Oprah and Bioidentical Hormones: FAQ
Oprah Is Talking About Bioidentical Hormones for Menopause; Experts Weigh In
WebMD News Archive
Jan. 15, 2009 -- Oprah Winfrey says menopause caught her "off guard"
and that she's taking bioidentical hormones that have made a big improvement in
how she feels.
Bioidentical hormones are one form of therapy for menopausal symptoms.
Winfrey, who turns 55 this month, writes in February's edition of O, The
Oprah Magazine that she felt "out of kilter" and had
"issues" for two years that she suspected were hormonal. Upon a
friend's recommendation, Winfrey went to a doctor who specializes in
Winfrey writes that the hormone specialist told her that her "hormonal
tank was empty" and gave her a prescription for bioidentical estrogen.
"After one day on bioidentical estrogen, I felt the veil lift,"
Winfrey writes. "After three days, the sky was bluer, my brain was no
longer fuzzy, my memory was sharper. I was literally singing and had a skip in
Winfrey isn't recommending bioidentical hormones for every menopausal woman.
Instead, she urges women to "take charge of your health" and says it's
time to "start the conversation" about menopause and bioidentical
Oprah writes that bioidentical hormone therapy is controversial and
confusing to many people.
What's the controversy about? Are bioidentical hormones better or safer than
other hormone therapy? WebMD has answers from experts.
What Are Bioidentical Hormones?
"There is enormous confusion about the meaning of the term
'bioidentical,'" JoAnn Manson, MD, DrPH, tells WebMD via email.
"Bioidentical hormone preparations are medications that contain hormones that are an exact
chemical match to those made naturally by humans," says Manson, who is
chief of preventive medicine at Brigham and Women's Hospital in Boston and the
Elizabeth F. Brigham Professor of Women's Health at Harvard Medical School.
Some bioidentical hormones are made by drug companies, are approved by the
FDA, and are sold in standard doses.

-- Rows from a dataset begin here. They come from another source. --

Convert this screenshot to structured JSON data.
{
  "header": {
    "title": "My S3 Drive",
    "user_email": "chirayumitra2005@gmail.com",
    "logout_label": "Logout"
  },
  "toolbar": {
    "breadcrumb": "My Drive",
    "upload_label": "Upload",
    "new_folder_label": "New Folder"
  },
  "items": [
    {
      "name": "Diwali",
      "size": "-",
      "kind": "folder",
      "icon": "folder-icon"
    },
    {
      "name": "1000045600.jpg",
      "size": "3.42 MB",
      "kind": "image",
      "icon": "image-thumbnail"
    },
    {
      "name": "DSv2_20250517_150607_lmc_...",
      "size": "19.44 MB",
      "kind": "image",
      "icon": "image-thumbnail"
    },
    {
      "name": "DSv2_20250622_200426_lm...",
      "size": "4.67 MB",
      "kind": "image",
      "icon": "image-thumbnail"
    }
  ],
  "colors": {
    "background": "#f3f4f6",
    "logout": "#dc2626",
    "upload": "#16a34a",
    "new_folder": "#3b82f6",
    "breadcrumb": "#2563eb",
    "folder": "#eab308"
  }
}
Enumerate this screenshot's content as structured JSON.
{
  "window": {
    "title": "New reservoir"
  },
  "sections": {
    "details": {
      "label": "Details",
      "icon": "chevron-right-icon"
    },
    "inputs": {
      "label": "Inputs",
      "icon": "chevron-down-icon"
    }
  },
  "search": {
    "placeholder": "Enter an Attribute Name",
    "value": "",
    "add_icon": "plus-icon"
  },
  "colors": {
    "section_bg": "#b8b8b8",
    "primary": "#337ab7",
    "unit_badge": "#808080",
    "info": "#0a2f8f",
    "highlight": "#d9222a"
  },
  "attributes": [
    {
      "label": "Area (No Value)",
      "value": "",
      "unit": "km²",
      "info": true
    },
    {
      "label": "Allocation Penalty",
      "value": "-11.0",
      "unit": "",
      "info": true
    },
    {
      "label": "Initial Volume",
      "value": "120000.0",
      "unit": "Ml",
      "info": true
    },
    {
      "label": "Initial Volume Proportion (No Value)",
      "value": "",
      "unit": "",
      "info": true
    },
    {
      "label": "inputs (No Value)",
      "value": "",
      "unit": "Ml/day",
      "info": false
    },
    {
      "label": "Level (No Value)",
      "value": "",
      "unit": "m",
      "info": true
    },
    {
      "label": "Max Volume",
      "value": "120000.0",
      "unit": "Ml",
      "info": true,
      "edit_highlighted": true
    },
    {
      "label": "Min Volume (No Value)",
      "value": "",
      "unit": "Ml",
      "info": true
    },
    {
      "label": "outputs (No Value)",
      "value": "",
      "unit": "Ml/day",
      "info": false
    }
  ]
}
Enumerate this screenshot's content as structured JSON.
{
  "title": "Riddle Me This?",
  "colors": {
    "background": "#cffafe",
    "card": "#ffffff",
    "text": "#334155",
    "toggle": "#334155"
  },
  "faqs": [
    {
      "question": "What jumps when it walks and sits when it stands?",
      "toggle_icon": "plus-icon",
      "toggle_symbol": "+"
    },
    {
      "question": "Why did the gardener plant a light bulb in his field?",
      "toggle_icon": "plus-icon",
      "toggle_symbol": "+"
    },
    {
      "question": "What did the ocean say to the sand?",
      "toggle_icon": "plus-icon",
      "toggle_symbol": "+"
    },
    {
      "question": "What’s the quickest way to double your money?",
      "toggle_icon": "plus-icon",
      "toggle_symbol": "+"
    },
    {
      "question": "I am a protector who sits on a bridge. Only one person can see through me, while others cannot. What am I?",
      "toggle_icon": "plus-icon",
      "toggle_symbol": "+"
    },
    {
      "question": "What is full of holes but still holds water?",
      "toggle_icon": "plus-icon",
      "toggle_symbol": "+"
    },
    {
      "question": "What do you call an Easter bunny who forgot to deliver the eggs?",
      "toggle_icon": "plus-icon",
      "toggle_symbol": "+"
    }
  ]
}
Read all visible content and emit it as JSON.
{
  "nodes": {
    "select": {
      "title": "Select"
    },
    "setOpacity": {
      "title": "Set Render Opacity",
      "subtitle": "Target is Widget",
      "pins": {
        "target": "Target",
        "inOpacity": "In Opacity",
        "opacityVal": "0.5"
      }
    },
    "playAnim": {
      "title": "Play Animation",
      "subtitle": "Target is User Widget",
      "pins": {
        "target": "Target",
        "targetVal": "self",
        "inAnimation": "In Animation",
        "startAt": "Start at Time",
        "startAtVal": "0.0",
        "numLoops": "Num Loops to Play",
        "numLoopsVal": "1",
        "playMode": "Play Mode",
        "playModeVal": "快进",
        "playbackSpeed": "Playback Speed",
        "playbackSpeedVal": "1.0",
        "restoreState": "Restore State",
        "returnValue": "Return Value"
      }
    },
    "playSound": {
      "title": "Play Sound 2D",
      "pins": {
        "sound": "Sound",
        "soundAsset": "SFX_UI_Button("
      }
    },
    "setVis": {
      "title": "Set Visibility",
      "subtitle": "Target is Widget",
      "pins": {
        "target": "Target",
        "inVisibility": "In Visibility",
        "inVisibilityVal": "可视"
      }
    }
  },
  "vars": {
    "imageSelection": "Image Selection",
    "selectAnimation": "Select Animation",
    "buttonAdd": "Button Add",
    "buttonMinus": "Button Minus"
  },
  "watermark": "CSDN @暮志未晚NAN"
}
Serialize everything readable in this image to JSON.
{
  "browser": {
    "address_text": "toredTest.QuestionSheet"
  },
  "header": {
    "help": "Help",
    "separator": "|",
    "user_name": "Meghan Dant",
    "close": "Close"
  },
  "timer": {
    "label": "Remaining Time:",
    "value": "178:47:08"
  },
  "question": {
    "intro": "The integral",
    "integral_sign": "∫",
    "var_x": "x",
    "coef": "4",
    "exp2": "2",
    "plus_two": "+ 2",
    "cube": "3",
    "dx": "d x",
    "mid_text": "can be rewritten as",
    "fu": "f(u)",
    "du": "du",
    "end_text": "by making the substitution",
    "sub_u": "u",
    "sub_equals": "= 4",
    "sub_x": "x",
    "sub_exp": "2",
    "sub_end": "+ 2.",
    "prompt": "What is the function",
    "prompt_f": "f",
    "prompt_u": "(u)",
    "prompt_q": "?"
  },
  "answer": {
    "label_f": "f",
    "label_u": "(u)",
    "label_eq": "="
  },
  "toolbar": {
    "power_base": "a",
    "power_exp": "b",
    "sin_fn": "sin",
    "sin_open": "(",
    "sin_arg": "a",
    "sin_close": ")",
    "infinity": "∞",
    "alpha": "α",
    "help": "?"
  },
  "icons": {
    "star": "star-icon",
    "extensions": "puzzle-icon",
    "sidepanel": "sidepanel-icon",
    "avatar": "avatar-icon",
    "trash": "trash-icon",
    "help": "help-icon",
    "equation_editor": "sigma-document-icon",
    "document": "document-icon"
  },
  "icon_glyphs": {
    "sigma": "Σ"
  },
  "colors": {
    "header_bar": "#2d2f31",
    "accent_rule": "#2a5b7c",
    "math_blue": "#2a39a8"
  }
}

Other bioidentical hormone preparations
are made at special pharmacies called compounding pharmacies, which make the
preparations on a case-by-case basis for each patient. Those
"custom-made" preparations aren't approved by the FDA.
Why Aren't Compounded Bioidentical Hormones FDA approved?
The FDA doesn't approve any compounded products, for any condition, because
those products aren't standardized.
That doesn't mean that compounding is bad. Compounding can be useful for
patients who are allergic to an additive in an FDA-approved product, says
Kathleen Uhl, MD, the FDA's assistant commissioner for women's health.
But "the purpose of compounding is to do it on a patient-by-patient
basis, so there's nothing that's submitted to FDA to evaluate, so they're not
FDA approved," Uhl explains.
And because compounded products don't go through the FDA approval process,
they don't bear the same warnings as other hormone therapy.
A woman who gets a prescription for an FDA-approved hormone therapy for
menopausal symptoms is "going to get a lot of warning information," but
if she gets a compounded product instead, "you don't get any of those
warnings," Uhl says. "There's no requirement for them to provide that
because those products are not FDA approved."